Sales Forecasting Using Historical Data
If your company has been running for a while, you can use historical data to make predictions on future sales. Just check how your company grew in specific periods (think months, quarters, or years). You should consider using a forecast Excel template to make predictions with superhuman accuracy.
The weighted pipeline method is a popular way of forecasting sales with historical data. This is a pretty straightforward way of estimating the performance or probability of success in each section of your sales pipeline. You will need to determine the stages customers go through before making a purchase, and then you can analyze the level of interest they show at each point.
As an example, you can split the sales pipeline into the lead generation stage, inquiry stage, demonstration stage, and proposal stage.
Bottom-Up Sales Forecasting
As you probably guessed from the name, this form of forecasting starts with the lowest level of detail (usually the salespeople). You can then work your way up the chain. How you apply bottom-up sales forecasting will largely depend on your industry and business model. For example, a SaaS business that sells subscriptions may have to look at sales channels, the monthly active subscriptions, and the churn rate.
This method requires you to take historical and current data into account. Internal factors like the sales budget, production capacity, and marketing have to be considered first. They can then be compared to the larger market to see how well the company is performing.
The main advantage of bottom-up forecasting is that it gives companies a detailed and realistic view of their capacity to compete in the market. It is also easier to make adjustments in the future as you won’t need to alter an entire schedule.
Top-Down Sales Forecasting
Top-down sales forecasting is often contrasted with the bottom-up method as they’re more or less opposites. This method is quite easy to use. Don’t worry if you don’t have much knowledge of data analysis or statistical methods. You just need to look at the larger market and competitive landscape to determine the size of the market you can realistically capture. Keep in mind that top-down sales forecasting is prone to errors since you’ll be using aggregated data.
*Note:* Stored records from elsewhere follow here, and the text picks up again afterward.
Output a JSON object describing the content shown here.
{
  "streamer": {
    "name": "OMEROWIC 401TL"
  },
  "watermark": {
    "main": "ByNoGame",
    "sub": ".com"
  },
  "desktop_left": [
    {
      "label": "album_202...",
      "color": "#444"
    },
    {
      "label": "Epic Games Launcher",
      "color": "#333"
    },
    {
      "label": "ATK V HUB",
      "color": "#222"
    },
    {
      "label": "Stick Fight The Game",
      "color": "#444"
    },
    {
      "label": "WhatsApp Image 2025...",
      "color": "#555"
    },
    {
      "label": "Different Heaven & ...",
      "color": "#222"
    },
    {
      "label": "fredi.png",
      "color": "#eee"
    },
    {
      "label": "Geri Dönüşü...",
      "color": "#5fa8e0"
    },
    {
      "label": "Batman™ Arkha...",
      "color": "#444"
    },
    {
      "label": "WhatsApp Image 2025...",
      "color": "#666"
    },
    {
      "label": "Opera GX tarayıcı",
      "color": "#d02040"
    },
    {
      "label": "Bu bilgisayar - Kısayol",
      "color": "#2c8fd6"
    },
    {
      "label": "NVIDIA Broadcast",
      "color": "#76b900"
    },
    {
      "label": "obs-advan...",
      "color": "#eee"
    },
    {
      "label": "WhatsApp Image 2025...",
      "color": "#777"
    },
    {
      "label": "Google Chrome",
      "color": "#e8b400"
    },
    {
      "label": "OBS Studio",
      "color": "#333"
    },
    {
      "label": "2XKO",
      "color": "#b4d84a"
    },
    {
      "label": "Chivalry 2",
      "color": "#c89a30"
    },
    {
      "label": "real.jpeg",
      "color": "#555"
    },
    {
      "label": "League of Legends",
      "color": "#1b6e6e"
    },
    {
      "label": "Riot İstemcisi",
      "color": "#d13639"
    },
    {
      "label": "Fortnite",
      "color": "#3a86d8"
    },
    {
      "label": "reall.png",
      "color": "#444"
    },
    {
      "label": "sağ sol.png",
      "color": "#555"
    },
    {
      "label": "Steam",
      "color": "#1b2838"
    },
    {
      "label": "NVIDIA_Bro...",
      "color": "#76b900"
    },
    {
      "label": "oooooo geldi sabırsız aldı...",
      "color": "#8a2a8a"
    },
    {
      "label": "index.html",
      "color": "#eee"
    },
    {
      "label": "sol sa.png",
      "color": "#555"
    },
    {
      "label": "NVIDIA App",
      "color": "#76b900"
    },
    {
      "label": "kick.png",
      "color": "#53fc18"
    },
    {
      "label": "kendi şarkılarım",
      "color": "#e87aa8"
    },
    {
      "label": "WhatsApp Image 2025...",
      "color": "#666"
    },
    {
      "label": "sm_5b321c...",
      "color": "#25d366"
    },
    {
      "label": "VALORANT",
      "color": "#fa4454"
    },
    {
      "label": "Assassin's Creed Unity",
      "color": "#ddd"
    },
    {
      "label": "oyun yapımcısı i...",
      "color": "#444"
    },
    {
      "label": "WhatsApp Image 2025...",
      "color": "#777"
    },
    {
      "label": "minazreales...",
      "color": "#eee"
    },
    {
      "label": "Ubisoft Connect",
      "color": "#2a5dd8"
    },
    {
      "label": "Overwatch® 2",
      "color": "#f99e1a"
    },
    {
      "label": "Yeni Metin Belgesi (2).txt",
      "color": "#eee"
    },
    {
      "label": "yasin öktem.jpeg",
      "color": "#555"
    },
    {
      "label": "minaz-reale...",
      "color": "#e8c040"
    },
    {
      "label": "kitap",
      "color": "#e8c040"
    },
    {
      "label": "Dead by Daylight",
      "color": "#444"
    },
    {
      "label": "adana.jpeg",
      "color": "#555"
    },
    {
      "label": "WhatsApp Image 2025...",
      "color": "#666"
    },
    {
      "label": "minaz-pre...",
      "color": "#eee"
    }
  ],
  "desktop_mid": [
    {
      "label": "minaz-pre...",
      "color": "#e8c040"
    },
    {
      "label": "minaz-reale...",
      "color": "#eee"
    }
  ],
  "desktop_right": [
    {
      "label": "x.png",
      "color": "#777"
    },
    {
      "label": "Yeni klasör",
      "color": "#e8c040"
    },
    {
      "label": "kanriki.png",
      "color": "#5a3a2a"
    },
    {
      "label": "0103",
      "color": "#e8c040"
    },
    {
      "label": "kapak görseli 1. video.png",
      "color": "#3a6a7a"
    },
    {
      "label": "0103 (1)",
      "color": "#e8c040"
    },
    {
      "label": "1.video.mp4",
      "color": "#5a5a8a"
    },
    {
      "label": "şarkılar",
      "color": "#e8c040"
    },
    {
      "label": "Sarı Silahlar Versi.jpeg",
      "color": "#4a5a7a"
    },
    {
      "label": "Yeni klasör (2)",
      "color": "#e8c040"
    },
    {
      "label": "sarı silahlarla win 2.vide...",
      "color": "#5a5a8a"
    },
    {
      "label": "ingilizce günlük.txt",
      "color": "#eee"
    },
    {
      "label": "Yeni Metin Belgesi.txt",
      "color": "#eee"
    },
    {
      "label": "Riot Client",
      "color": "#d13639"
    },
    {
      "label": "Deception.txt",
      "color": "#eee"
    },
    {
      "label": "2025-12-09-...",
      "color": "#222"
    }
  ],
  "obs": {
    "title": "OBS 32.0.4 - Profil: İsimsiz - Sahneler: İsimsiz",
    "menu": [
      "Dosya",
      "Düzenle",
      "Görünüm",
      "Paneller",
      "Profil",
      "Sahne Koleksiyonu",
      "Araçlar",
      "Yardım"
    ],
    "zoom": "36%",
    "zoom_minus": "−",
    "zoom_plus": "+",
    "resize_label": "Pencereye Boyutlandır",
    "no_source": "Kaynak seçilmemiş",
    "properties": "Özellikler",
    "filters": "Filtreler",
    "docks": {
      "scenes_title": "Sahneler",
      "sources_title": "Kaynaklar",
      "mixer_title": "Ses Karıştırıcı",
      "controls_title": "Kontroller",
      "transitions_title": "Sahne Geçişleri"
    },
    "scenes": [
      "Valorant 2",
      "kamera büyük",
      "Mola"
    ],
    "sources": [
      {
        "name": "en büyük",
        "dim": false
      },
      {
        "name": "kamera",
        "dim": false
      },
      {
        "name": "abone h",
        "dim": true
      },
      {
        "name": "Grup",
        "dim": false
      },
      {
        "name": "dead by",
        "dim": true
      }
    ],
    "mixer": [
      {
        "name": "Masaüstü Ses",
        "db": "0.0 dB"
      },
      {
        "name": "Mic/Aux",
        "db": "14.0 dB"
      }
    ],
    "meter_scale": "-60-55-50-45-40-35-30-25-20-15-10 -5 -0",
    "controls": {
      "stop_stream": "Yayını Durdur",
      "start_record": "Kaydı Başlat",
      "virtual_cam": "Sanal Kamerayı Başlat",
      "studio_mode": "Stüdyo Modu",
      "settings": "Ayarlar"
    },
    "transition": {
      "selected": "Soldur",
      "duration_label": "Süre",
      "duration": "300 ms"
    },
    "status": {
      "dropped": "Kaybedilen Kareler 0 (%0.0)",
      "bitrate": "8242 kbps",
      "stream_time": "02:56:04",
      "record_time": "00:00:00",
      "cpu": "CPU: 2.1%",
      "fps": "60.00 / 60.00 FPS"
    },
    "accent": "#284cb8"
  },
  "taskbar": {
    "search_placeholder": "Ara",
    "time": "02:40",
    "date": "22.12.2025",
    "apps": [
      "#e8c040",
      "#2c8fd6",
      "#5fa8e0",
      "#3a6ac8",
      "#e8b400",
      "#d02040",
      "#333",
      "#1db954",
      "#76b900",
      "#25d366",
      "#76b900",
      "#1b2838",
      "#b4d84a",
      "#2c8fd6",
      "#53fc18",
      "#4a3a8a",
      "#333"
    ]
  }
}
Are you making plans for your business? Then you need to create a sales forecast. You can do this using several methods, including historical sales forecasting, bottom-up sales forecasting, and top-down sales forecasting. Remember that each option has its pros and cons. For example, with top-down sales forecasting, you will likely get errors, particularly if you’re an optimist.